We seem to be in that sweet moment where artificial intelligence (actually advanced machine learning, but who are we to split hairs?) is more than just buzz and potential, but before the machines have enslaved us and forced us to farm their massive energon cube plantations.
That day is coming—I suggest you start tending a power strip garden now so you are prepared for the energon harvest.
Yes, AI is actually proving useful in chatbots and virtual assistants, and believe it or not: digital advertising. Publishers are excited at having AI comb through their vast supplies of data to optimize inventory pricing in real time on programmatic markets. But hold on, says Roxot Marketing Director Alex Kharitoshin—this practice can have some serious drawbacks.
GAVIN DUNAWAY: What are the chief downsides to AI-based dynamic inventory pricing?
ALEX KHARITOSHIN: Three things.
1. AI-based dynamic inventory pricing doesn’t work effectively with a small amount of data/impressions.
AI needs data to learn: it adapts to how buy-side algorithms react to different floors.
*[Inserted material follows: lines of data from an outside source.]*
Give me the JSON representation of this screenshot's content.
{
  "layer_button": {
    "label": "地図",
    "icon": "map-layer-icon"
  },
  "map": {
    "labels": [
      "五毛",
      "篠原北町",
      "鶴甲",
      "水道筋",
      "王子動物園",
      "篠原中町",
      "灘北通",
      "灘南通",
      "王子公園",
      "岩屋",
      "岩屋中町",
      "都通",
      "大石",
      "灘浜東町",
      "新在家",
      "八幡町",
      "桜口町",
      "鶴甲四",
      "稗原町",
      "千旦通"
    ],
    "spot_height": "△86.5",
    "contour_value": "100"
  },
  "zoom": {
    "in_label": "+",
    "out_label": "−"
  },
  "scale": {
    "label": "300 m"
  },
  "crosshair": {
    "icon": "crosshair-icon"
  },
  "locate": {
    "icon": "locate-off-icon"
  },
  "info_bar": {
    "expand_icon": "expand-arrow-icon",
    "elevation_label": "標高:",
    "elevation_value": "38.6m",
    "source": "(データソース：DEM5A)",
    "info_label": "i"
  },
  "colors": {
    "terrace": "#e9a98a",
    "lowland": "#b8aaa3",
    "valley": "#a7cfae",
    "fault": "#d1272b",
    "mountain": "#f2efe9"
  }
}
The more data, the faster the system understands what floors are the most effective. The less data, the slower the system. A slow system is less effective.
Thus, AI-based dynamic pricing doesn’t fit small publishers. We estimate 20 million monthly AdX impressions to be the bare minimum for AI to be effective.
2. AI-based dynamic inventory pricing is a black-box technology. Nobody will disclose the details about how exactly AI-based dynamic inventory pricing works. We use machine learning and thousands of mathematical models to identify optimal floors for every ad request. There are too many technical details to explain.
Also, the technology and “know-how” are the main competitive advantages. It makes sense to keep them protected. That’s why there’s a certain level of magic/secret sauce when people describe dynamic inventory pricing.
3. You can’t precisely forecast the revenue uplift before testing.
The effectiveness of AI-based dynamic inventory pricing varies from site to site. Tech suppliers can’t promise a certain percentage of revenue lift without testing. We usually provide publishers with the average uplift across our clients and insist on a test. A short test will predict the possible uplift with high precision.
GD: What “advantages” of AI-based dynamic inventory do you think are over-hyped?
AK: It’s hard to say what advantages are over-hyped because there’s only one main advantage—an increase in programmatic revenue. I’d say that certain approaches to dynamic pricing are over-hyped. For example, using a bid from one SSP to floor the other is not effective as people think.
Some companies and publishers pass header-bidding bids multiplied by a coefficient to AdX. We’ve been working on dynamic pricing for 3 years and can confirm this strategy doesn’t push Google to pay more for your inventory.
A dynamic pricing strategy should depend on demand and algorithms inside an SSP you price. It guarantees you consistently price 100% of ad requests and adapt to the performance of this SSP.
Are there other AI benefits outside dynamic pricing that you think publishers are not taking advantage of?
The main benefit of AI/machine learning is the ability to learn from data and find meaningful connections humans can’t find on our own. Publishers have access to ad-auction data even if they do not intentionally collect it—not many realize DFP is a free database. AI is a tool to learn from and act on this data in real time.
What do you think will be the biggest developments in AI for publishers over the next year?
I believe that automated ad stack optimization is an opportunity for publishers to use AI for revenue growth. Using ad auction data from both Google AdX and header bidding, AI technologies can adapt publisher’s stack to every ad request: what SSPs to call, what layout to use, what timeout to set, etc. That’s what publisher will never accomplish manually optimizing ad stack.